As studios and writers return to the bargaining table Wednesday, the economic impact of the months-long writers’ and actors’ strikes has surpassed a staggering $5 billion, and the pain is increasingly being felt across multiple industries, according to economists.
In New York alone, the disruption of 11 major productions, which applied for the state’s tax credit program, has resulted in a loss of $1.3 billion and 17,000 hires in the state, according to Empire State Development.
Across the U.S., “we are definitely moving towards $6 billion in costs, but I cannot say for certain we are there yet,” says Kevin Klowden, the Milken Institute’s chief global strategist.
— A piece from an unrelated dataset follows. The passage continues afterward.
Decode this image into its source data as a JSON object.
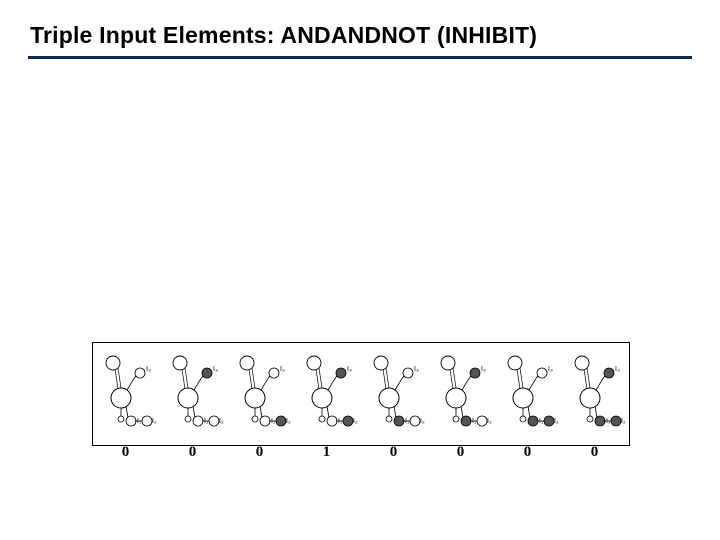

Klowden says major impacts are coming from a rise in evictions, which is also tied to the end of eviction moratoriums in California. Klowden said he’s also observing a lot of staffing cuts in restaurants and service firms, as well as expenditure cutbacks at studios.
Todd Holmes, an associate professor of entertainment media management at Cal State Northridge, points to the U.S. Bureau of Labor and Statistics (BLS), which recorded a drop of 34,800 employees in the motion picture and sound recording industries between May and August.
“There’s no doubt that a lot of that is due to the strikes,” Holmes says, adding that there could be more strike-related losses recorded in other BLS categories, including those in makeup, catering, custodial work, and other businesses that support productions. “It’s been a real mess, and it just gets worse each day as the strikes continue,” he added.
Many job losses are from entertainment industry adjacent businesses like History for Hire, a prop shop whose owner, Pam Elyea, feels the ripple effect on those that rely on the entertainment industry.
Elyea’s company works to dress the sets of movies, TV shows, commercials and music videos, renting out everything from sports equipment to battle gear for period pieces.
Before the strike, she says her 33-thousand square foot warehouse was “extremely hectic” with phones ringing and a staff of 15 to 20 moving orders of props in and out.
Now, she’s had to cut half her staff because demand is drying up. The remaining staff members switched to a California workshare program this week, where they work reduced hours, receive partial unemployment benefits, while maintaining health insurance.
“I would have people in and out here, I would have swing guys come and pull orders,” Elyea tells CNN, looking at just a few items on carts in her warehouse awaiting pick-up. “We’d be boxing stuff, we’d be on the phones, the phone would be ringing, I would have twice the staff that I have right now. It would be extremely hectic.”
The ongoing strike is taking an emotional toll on Elyea, who says History for Hire has been in business for forty years.
“I’m the one who worries at night,” a choked-up Elyea tells CNN. “You don’t lay somebody off without thinking, I’m not just taking their job, they’re gonna lose their home, they’re gonna lose their apartment because nobody makes enough to, to live in Los Angeles. This is an extremely expensive city to live in. So, so you’re really impacting someone’s life.”